Starting Jan. 1, 2015, employers with the equivalent of 100 or more full-time employees must offer “affordable” care that meets minimum-value specifications (as determined by minimum-value calculations) to 70 percent of their full-time employees, to fulfill the employer mandate. By 2016, large employers will need to provide coverage to at least 95 percent of their full-time workers.
Starting Jan. 1, 2016, employers with the equivalent of 50 to 99 full-time employees may face penalties if they do not provide “affordable” care to at least 95 percent of their full-time employees as specified.
These deadlines were put in place in February 2014, when the Treasury Department issued its most recent mandate delay via a new final rule and related fact sheet and Q&A on Employer Shared Responsibility Under the Affordable Care Act.
Individual Mandate Adjustment
Beginning in 2014, the ACA also required most individuals to obtain acceptable health insurance coverage for themselves and their family members or pay a penalty under the individual coverage mandate.
Individuals who lack access to affordable minimum essential coverage are exempt from the individual mandate. For purposes of this exemption, under the ACA coverage is affordable for an employee if the required contribution for the lowest-cost, self-only coverage does not exceed 8 percent of household income, to be adjusted annually after 2014. For family members, coverage is affordable if the required contribution for the lowest-cost family coverage does not exceed 8 percent of household income, to be adjusted annually after 2014.
For plan years beginning in 2015, Revenue Procedure 2014-37 increases these percentages from 8 percent to 8.05 percent.
Questions Raised About Affordability Rate Change
Illustrating that nothing is ever easy when it comes to deciphering how to comply with the massively complex Affordable Care Act and that even legal experts can be unsure what to advise, attorneys at Proskauer Rose LLP, in an Aug. 6 posting on the firm’s ERISA Practice Center Blog, have raised questions about whether anything has actually changed.
“It has been widely reported that the IRS has increased the affordability percentage in all cases from 9.5 percent to 9.56 percent. This is not necessarily true,” the attorneys wrote. They explained:
The reason this is not true is that the IRS regulations on affordability have “hard-wired” the 9.5 percent standard into those regulations; the regulations do not cross-reference to the statutory reference for affordability. As the IRS continues to index the affordability measure for household income over time, as is required by the ACA, a concomitant change to the percentage established in the regulations will be required or else these two percentages will very quickly become dramatically out-of-sync.

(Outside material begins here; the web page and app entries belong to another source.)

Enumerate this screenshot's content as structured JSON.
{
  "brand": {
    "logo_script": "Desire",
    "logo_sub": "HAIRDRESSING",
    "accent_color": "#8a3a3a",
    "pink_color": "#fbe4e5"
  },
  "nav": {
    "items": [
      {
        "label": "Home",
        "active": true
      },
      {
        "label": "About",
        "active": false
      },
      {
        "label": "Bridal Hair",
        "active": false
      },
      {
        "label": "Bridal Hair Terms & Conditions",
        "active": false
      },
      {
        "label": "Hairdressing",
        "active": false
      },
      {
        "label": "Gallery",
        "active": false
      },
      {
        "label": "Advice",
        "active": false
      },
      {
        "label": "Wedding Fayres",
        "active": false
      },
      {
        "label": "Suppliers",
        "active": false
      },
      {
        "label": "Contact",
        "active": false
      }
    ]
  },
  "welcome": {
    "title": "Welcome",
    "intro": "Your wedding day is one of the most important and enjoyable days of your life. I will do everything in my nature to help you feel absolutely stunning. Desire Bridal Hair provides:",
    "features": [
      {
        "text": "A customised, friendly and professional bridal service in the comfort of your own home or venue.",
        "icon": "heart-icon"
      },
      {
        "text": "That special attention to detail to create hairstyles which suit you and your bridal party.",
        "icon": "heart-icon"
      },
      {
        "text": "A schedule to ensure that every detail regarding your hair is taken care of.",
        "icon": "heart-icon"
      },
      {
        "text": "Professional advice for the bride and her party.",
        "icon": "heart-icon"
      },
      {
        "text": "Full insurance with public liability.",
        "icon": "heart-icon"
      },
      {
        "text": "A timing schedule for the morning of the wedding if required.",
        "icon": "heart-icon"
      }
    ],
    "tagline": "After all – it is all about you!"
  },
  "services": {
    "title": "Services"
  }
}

Some type of announcement from the IRS increasing the regulatory 9.5 percent threshold to the statutory 9.56 percent threshold for the applicable safe harbors would be welcome. In the meantime, employers planning on complying with the regulatory safe harbor rules should cap premiums based on the literal terms of those regulations.